====== SUPPLIED DATA ======

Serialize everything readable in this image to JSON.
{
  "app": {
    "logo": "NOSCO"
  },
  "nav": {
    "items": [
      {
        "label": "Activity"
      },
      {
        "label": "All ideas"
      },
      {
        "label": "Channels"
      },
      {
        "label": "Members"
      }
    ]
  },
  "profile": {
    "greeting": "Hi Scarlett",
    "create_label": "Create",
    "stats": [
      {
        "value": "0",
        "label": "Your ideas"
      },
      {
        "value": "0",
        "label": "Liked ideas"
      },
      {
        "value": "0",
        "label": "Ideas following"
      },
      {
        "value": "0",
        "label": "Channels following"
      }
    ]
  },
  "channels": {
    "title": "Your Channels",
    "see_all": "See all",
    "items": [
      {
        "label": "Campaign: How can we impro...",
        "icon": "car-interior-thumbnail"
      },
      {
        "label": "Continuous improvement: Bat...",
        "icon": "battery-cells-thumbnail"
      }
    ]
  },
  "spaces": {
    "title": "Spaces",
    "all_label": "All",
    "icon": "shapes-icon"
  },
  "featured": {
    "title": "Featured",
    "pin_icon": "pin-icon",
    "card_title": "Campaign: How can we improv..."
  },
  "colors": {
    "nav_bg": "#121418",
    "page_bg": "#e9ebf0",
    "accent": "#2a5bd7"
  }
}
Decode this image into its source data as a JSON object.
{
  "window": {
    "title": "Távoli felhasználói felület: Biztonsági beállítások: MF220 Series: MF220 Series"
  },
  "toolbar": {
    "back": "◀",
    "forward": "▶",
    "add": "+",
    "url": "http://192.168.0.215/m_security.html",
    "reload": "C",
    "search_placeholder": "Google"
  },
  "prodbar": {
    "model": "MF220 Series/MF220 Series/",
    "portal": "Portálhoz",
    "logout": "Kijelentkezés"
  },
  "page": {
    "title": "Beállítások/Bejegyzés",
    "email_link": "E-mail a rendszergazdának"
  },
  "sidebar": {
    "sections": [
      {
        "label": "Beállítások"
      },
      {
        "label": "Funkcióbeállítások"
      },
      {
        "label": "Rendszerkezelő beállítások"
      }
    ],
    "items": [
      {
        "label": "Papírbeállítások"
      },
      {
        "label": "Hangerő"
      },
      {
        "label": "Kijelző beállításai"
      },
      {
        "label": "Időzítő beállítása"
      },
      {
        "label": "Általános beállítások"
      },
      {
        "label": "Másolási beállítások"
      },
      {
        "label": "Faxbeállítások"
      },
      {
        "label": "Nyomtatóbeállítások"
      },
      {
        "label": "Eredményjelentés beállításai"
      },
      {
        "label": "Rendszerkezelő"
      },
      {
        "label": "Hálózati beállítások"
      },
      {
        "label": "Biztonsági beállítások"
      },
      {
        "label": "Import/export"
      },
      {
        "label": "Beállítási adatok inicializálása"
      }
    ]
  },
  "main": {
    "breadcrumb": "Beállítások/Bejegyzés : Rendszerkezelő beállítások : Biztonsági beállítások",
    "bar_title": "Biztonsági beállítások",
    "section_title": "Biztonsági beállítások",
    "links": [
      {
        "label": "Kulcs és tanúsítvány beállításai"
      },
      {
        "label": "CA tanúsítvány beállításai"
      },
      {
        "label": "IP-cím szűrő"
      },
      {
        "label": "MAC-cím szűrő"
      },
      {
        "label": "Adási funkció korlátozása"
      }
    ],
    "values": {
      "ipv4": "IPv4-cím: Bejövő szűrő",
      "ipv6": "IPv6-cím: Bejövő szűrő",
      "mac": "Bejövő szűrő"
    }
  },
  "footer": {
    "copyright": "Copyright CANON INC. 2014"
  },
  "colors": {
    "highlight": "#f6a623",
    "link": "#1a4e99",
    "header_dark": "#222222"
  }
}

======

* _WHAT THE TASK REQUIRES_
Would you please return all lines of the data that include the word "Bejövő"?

* _SOLUTION FOR THIS EXERCISE_
      "ipv4": "IPv4-cím: Bejövő szűrő",
      "ipv6": "IPv6-cím: Bejövő szűrő",
      "mac": "Bejövő szűrő"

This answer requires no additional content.